FAQ: Who is eligible for benefits?
Here are answers to frequently asked questions about who is (or isn't) eligible for New Jersey Unemployment Insurance benefits, and why.
In order to receive benefits, and continue to get them each week you, must also be:
- able to work
- actively seeking work
- available for work, and
- not refuse an offer of suitable work
In short, you must be looking for a new job, and in a position to accept a job offer when it comes. If you won't be able to work because you have to care for family members or you are physically unable to accept work, you may not be eligible to receive benefits.
To certify for weekly benefits, click here.
You must also keep your appointments with us. If you are scheduled for an in-person meeting or interview, you must show up that day at the scheduled time. If you are scheduled for an interview by phone, we will make every effort to call at the pre-arranged time. Since an unexpected delay may occur, you must be available for 2 hours after the scheduled appointment time. If you miss an appointment, you may be denied your benefit payment for that week.
It is important that we have your current phone number. If your phone number changes, update your information right away.
In some cases, you may be eligible to enroll in an unpaid training program while collecting Unemployment Insurance benefits. Click here to learn more.
You must be physically and mentally able to accept work to receive Unemployment benefits. If you become unable to work due to an illness, injury, pregnancy, or another physical or mental health condition, more than 14 days after your last day of work in covered employment, you may be eligible for benefits under the Disability During Unemployment (DDU) program. You do not need to notify the Division of Unemployment Insurance that you are no longer collecting Unemployment benefits; simply stop certifying for weekly benefits. Once you stop certifying for Unemployment, complete an application for Temporary Disability Insurance and submit it. After your doctor says you are recovered and able to look for work again, you can reopen your Unemployment Insurance claim.

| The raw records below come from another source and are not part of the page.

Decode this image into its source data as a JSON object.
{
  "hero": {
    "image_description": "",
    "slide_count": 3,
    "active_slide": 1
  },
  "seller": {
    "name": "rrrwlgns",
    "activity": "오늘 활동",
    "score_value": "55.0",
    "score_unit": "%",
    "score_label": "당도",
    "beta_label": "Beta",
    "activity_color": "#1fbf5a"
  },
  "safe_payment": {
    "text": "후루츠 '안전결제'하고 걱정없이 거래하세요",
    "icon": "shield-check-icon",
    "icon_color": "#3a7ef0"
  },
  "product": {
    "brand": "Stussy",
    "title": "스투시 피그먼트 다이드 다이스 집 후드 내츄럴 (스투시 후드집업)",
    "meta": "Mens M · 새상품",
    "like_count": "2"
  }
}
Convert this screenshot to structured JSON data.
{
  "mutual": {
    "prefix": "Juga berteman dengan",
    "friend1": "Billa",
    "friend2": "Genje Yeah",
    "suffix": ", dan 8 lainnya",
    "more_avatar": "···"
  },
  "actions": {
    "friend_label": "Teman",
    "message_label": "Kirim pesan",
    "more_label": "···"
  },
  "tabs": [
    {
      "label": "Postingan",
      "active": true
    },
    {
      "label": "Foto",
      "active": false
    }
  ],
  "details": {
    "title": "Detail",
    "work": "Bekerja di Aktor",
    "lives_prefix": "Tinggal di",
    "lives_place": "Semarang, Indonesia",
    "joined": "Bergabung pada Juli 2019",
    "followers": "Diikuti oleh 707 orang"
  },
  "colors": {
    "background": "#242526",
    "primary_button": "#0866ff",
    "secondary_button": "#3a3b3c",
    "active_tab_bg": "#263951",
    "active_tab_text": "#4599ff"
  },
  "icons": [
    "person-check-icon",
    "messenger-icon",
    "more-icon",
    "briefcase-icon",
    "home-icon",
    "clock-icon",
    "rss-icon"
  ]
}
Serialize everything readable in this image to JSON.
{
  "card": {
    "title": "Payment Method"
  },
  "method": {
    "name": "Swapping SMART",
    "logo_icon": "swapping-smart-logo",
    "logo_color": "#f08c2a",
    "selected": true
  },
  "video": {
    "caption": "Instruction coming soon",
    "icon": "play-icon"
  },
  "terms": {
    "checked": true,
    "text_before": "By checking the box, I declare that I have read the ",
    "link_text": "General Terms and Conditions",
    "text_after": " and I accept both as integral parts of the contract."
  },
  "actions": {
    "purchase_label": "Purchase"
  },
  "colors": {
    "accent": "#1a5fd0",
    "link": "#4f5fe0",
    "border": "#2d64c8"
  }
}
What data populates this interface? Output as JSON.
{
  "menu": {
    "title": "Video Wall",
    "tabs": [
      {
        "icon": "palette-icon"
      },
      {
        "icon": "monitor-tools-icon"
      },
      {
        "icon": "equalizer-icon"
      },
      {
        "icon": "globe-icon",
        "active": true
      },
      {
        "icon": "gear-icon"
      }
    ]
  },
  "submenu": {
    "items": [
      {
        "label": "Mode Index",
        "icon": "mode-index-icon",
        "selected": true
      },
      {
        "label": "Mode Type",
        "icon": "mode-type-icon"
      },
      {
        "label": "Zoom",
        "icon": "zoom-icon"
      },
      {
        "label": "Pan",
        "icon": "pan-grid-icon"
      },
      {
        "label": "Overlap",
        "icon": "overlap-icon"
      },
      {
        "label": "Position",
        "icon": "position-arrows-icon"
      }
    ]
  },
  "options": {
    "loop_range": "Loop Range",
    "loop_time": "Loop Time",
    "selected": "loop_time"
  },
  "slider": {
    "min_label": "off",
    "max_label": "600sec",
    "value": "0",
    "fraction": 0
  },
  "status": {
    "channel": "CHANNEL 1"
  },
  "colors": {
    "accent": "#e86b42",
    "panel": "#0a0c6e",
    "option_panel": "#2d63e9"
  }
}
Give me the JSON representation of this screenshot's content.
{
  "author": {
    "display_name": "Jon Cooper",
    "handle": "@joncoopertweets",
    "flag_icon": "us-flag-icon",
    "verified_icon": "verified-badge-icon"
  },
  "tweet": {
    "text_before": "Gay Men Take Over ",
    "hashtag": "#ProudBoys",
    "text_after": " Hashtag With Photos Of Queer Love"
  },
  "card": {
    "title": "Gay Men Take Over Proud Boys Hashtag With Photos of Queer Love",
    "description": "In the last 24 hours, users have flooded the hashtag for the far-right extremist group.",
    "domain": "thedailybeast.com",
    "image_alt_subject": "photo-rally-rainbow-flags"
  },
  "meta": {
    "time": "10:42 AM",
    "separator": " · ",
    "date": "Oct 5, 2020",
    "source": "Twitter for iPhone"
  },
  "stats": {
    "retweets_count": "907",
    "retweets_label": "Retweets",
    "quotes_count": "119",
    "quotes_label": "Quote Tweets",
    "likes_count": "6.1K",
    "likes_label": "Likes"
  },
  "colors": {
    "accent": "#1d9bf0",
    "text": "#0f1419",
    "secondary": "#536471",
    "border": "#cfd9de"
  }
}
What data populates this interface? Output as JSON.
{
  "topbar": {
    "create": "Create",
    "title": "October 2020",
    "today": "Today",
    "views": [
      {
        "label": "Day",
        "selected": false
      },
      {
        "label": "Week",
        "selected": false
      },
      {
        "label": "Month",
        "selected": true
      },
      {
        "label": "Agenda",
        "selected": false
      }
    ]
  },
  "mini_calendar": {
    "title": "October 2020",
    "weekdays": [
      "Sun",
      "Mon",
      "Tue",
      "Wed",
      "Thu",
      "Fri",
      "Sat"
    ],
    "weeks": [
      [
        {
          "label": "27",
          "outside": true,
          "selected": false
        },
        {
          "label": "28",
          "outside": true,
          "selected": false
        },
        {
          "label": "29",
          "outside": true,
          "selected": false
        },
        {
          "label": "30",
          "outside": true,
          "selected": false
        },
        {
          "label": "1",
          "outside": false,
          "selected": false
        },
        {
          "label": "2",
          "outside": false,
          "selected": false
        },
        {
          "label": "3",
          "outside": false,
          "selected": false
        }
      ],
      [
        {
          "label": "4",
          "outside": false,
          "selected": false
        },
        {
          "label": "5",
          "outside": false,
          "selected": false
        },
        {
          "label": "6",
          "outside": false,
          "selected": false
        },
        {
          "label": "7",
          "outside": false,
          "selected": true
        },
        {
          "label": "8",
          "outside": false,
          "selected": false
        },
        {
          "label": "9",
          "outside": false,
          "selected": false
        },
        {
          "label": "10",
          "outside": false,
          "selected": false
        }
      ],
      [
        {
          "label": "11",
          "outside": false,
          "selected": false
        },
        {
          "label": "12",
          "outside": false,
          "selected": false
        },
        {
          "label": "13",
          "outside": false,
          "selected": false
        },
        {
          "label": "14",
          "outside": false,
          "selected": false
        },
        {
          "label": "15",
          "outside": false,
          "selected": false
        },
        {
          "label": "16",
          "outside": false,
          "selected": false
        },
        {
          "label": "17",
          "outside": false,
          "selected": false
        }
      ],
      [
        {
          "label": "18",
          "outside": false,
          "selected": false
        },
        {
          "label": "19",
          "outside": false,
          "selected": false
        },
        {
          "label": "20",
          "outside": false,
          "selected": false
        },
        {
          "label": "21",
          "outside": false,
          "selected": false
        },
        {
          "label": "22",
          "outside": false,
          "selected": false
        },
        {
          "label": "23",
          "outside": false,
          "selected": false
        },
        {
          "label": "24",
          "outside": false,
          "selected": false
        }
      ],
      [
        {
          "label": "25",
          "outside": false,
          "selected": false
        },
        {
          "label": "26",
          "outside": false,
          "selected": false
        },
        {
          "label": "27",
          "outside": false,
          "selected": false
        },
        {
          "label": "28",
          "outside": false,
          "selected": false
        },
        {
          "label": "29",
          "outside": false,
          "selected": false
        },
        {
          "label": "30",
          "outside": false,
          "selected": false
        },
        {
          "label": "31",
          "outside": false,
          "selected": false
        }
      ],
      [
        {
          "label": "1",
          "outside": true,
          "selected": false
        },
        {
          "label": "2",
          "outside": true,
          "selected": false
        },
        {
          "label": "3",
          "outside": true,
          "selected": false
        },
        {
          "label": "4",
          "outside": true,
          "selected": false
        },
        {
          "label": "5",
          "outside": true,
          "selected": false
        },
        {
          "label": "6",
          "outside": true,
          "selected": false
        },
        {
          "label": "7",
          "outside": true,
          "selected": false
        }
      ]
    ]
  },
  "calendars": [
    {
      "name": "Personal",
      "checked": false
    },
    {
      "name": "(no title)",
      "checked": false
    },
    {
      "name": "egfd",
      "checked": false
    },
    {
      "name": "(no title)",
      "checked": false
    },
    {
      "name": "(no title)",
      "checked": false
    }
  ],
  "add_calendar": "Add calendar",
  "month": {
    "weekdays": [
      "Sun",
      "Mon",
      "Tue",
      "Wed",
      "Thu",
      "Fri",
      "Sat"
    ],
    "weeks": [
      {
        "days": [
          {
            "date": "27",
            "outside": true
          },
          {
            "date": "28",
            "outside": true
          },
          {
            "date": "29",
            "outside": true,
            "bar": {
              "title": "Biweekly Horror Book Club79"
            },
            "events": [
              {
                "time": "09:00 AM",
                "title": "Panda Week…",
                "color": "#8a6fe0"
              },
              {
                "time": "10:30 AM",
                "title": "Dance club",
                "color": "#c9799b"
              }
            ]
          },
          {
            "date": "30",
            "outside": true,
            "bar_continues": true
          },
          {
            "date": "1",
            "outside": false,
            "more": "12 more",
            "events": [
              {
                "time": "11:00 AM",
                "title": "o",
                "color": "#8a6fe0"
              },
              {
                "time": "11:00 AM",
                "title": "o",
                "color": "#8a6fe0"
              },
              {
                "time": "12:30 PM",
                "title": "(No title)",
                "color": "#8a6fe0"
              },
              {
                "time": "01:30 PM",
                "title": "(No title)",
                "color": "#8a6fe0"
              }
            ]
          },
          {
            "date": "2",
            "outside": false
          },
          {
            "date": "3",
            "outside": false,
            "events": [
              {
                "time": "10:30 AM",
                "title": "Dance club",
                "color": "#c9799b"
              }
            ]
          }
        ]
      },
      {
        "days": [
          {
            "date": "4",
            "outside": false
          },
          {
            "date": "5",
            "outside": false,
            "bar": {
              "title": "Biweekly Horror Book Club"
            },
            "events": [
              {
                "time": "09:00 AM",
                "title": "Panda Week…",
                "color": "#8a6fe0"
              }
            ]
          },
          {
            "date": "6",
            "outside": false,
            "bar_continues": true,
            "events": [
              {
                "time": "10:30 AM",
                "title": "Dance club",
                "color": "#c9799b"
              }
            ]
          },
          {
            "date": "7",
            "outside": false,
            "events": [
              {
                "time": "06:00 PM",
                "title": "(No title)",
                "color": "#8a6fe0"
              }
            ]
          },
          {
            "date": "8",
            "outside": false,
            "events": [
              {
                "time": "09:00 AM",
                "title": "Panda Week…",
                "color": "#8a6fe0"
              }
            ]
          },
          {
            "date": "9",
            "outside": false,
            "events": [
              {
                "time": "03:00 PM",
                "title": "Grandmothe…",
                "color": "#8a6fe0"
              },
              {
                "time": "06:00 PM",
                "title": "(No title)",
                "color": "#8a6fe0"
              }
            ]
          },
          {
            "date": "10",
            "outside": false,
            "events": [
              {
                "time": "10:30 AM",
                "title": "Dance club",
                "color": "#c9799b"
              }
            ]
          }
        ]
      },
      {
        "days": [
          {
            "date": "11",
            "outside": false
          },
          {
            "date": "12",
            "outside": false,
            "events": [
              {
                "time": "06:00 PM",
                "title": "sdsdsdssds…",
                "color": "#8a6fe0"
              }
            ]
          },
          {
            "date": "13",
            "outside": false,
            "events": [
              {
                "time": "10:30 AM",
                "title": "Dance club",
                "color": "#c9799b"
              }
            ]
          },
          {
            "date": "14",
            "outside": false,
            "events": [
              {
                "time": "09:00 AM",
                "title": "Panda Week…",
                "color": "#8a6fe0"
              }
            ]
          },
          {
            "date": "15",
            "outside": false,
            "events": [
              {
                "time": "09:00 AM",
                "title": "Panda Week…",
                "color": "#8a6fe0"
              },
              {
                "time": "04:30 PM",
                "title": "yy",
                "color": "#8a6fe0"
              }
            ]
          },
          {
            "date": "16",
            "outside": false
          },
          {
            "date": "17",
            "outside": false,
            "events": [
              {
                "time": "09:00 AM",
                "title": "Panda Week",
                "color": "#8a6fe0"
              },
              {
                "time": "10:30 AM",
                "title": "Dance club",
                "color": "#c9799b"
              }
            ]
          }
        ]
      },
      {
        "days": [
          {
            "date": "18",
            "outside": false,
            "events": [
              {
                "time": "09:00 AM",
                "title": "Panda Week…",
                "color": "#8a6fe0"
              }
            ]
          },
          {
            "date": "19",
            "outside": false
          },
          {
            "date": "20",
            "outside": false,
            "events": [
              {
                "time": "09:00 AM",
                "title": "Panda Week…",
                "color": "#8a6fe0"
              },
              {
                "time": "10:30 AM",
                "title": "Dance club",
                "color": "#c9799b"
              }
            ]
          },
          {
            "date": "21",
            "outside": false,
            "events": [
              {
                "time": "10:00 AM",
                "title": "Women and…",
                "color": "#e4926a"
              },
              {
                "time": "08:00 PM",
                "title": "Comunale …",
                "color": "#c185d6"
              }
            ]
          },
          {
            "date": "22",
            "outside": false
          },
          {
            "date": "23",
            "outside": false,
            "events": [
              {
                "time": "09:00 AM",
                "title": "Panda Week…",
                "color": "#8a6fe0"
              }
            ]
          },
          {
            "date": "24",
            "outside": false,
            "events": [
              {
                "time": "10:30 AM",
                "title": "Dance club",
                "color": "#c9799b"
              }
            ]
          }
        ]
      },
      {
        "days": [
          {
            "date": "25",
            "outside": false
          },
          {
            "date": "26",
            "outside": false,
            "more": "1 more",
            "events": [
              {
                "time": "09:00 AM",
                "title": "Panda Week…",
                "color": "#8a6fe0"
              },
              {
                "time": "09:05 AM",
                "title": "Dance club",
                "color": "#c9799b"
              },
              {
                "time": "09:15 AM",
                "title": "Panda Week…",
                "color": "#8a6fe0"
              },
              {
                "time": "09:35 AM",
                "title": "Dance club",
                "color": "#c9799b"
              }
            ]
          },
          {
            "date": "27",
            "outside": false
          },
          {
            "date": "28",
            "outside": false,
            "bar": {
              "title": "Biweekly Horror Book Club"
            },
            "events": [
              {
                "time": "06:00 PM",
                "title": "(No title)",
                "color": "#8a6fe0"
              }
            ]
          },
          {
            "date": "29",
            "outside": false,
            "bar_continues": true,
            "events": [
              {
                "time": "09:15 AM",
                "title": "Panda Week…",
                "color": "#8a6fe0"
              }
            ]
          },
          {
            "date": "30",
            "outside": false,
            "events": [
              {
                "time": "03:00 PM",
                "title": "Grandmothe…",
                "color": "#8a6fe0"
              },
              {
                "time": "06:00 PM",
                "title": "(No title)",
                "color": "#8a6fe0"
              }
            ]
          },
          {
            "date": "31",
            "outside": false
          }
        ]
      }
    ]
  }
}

If you need to bond with a newborn or newly adopted or fostered child, or care for a loved one more than 14 days after your last day of work in covered employment and you are not on an approved leave of absence from your employer, you may be eligible for benefits under the Family Leave During Unemployment (FLDU) program. You do not need to notify the Division of Unemployment Insurance that you are no longer collecting Unemployment benefits; simply stop certifying for weekly benefits. Once you stop certifying, complete an application for Family Leave Insurance and submit it.
You must make an effort to secure employment for each week of benefits that you claim, and show proof of your job search. Contacting employers each week by phone, mail, Internet or in person is considered a reasonable effort. You may be asked to furnish work search contacts with prospective employers at any time during the life of your claim. Click here for a worksheet you can use to keep a record of your work search.
Being available for work means that you must be ready to start work immediately. You must have access to transportation (car, bus, train, etc.) which would allow you to begin a job right away. Also, you must have no personal reasons preventing you from working. You will not receive benefits during any week in which you are unavailable for work. For instance, if you are on vacation or traveling for a week or more, you won't be able to receive Unemployment Insurance benefits during that time.
If a suitable job is offered to you, you must accept it. If you refuse the job, you may be denied benefits for the week in which you refuse the job and for the next three weeks. Because people's experience and circumstances are different, the definition of a "suitable job" varies. It depends on your skills, where you live, and your past salary. While you are unemployed, you will look for a job similar to your last job in terms of commute, job duties, and salary. The longer you stay unemployed, the more flexible you'll have to be in terms of accepting a new job. For example, you may have to travel a greater distance, accept a different type of job, or start at a lower salary.
The Department will consider the following factors, judged with respect to the particular claimant, when determining whether work is considered “suitable:”
- the risk to the claimant’s health, safety, and morals;
- the claimant’s physical fitness and prior training;
- the claimant’s experience, prior earnings, and prior benefits;
- with respect to wages, the Department will consider work to be suitable where it pays at least 80% of the claimant’s average weekly wage (including the value of benefits) during the past year
- the claimant’s length of unemployment;
- the claimant’s prospects for finding work in his/her usual field; and,
- commuting distance.
Because each person is not the same and has different circumstances, the definition of a "Suitable Job" is fitted to each person, depending on where they live, their skills, experience and past salary. While you are unemployed, you will look for a job similar to your last job (distance traveled, job duties and salary). As you remain unemployed, you will be expected to revise your minimum job requirements. For example, you may have to travel a greater distance, accept a different type of job or accept a lower starting salary.
If your unemployment is due to a labor dispute (strike or lockout) at your employer's premises that resulted in a work stoppage, you may be disqualified for benefits.
If it appears you are participating in a labor dispute, you must continue to claim your benefits by phone or on the Internet while we determine your eligibility. The decision is made by the labor dispute officer in the Division of Unemployment Insurance after your employer and union give us the required information.